  • Oceanic crust — Age of oceanic crust. The red is most recent, and blue is the oldest. Oceanic crust is the part of Earth s lithosphere that surfaces in the ocean basins. Oceanic crust is primarily composed of mafic rocks, or sima, which is rich in iron and… …   Wikipedia

  • Oceanic plateau — An oceanic plateau (also submarine plateau) is a large, relatively flat submarine region that rises well above the level of the ambient seabed.[1] While many oceanic plateaus are composed of continental crust, and often form a step interrupting… …   Wikipedia

  • Oceanic zone — Marine habitats The oceanic zone is the deep open ocean water that lies off the continental slopes Littoral zone Intertidal zone …   Wikipedia

  • oceanic ridge — Continuous, submarine mountain chain extending approximately 50,000 mi (80,000 km) through all the world s oceans, separating them into distinct basins. The main ridge extends down the middle of the Atlantic Ocean, passes between Africa and… …   Universalium

  • List of Oceanic basins — The following is a list of oceanic basins:*Aleutian Basin *Agulhus Basin *Amerasian Basin, Arctic Ocean *Angola Basin *Arabian Basin *Argentine Basin *Bauer Basin *Blake Basin, Atlantic Ocean *Brazil Basin * Canada Basin, Arctic Ocean *Canary… …   Wikipedia

  • North Polar Basin — For the region on Mars, see North Polar Basin (Mars). The North Polar Basin is an oceanic basin in the Arctic Ocean, consisting of two main parts, the Amerasian Basin (also Central Polar Basin) and the Eurasian Basin (also Norwegian Basin), which …   Wikipedia

  • Tsushima Basin — Infobox East Asian title=Tsushima Basin caption=Tsushima Basin where the Sea of Japan meets the Korea Strait sort=japanese2 kanji=対馬海盆 hiragana=つしまかいぼん hepburn=Tsushima Kaibon japanesetext=Lang en|Tsushima Basin koreanname=South Korean name… …   Wikipedia

  • Cape Verde Basin — ▪ basin, Atlantic Ocean Portuguese  Bacia Do Cabo Verde,         submarine depression in the Atlantic Ocean that rises to meet the submerged Mid Atlantic Ocean Ridge to the west and the western African coast to the east.
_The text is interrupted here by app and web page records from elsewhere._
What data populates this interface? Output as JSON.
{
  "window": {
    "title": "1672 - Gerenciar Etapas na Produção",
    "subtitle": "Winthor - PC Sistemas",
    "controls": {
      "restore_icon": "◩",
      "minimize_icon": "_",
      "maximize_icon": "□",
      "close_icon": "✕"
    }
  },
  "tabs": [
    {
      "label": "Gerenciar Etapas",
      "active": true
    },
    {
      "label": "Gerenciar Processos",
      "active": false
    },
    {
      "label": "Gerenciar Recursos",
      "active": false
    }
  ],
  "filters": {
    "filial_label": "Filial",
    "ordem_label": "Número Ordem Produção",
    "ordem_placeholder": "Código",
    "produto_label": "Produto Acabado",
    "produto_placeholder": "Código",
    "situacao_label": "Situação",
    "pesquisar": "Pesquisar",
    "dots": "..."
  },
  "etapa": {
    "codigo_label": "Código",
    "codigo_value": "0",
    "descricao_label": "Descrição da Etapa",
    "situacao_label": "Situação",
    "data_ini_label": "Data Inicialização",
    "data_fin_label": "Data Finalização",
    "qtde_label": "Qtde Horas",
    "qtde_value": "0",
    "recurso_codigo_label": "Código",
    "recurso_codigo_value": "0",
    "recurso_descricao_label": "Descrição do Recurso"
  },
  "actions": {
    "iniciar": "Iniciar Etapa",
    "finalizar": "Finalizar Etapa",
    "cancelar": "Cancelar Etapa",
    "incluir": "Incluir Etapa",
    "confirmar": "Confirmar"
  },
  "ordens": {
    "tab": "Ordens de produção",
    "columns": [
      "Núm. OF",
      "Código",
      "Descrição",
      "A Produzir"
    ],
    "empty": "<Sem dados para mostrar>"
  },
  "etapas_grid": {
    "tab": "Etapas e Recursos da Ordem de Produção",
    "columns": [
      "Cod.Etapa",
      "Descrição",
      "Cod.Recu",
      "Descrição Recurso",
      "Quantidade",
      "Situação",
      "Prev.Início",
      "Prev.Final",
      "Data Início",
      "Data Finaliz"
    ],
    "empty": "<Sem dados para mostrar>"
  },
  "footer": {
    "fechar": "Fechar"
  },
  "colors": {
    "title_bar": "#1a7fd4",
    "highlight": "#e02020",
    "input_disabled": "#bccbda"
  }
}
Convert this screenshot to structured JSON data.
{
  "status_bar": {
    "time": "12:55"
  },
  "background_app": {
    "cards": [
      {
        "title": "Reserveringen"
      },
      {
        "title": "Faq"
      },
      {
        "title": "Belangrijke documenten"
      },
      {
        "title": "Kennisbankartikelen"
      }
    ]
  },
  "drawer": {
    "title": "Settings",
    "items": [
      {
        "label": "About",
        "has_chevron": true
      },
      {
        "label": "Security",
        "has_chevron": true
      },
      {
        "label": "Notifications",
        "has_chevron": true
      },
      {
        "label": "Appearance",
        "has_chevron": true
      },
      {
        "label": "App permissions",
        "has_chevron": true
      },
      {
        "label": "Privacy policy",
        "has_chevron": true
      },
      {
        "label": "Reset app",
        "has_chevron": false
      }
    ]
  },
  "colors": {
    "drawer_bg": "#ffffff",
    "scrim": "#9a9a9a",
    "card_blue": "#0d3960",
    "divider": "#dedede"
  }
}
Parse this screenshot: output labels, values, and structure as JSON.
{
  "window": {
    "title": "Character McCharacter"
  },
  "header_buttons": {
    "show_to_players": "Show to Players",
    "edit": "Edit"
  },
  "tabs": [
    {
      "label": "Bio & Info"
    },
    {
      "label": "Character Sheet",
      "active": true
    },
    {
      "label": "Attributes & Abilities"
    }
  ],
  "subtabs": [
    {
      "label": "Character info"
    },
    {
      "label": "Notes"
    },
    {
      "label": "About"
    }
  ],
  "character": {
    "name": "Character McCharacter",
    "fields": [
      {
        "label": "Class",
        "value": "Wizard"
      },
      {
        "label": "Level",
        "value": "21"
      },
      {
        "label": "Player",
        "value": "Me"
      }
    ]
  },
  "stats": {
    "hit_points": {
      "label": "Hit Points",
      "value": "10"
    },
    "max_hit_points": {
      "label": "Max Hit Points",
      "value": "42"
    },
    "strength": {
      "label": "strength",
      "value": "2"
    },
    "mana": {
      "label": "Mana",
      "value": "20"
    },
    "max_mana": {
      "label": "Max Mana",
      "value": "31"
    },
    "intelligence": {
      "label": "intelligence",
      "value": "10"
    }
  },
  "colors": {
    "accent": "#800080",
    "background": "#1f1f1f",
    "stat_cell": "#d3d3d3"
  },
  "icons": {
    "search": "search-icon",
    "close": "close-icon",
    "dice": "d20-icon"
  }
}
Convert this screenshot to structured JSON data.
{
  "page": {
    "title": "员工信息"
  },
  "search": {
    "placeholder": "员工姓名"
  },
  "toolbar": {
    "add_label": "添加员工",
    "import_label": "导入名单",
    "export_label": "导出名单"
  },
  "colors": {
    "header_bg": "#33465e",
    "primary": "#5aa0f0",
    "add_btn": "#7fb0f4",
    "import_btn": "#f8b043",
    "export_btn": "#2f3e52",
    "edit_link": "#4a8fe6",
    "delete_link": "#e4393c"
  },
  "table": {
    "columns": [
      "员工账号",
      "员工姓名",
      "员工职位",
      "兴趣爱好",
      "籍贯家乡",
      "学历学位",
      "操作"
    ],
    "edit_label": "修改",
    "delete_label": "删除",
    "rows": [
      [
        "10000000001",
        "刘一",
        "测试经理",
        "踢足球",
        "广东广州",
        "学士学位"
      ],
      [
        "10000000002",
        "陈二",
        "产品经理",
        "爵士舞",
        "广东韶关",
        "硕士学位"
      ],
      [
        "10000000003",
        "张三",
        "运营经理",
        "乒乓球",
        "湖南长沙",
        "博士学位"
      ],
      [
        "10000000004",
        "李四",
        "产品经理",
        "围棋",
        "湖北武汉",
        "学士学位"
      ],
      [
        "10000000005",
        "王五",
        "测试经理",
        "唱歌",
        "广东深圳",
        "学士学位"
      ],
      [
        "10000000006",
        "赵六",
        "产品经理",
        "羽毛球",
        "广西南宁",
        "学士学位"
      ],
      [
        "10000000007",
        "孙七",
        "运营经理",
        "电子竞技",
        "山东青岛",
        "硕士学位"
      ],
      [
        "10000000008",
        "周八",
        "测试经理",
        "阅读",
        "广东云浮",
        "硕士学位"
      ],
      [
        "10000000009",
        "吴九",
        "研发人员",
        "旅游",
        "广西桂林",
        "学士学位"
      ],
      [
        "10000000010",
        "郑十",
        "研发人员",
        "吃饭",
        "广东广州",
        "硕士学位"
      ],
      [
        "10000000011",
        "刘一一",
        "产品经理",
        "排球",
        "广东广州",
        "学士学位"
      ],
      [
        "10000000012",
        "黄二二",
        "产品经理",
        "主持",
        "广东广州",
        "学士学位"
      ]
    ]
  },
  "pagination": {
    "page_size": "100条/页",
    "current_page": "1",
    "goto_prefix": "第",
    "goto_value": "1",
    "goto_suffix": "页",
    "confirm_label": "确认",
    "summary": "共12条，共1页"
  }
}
With the contiguous… …   Universalium

Share the article and excerpts

Direct link
Do a right-click on the link above
and select “Copy Link”

We are using cookies for the best presentation of our site. Continuing to use this site, you agree with this.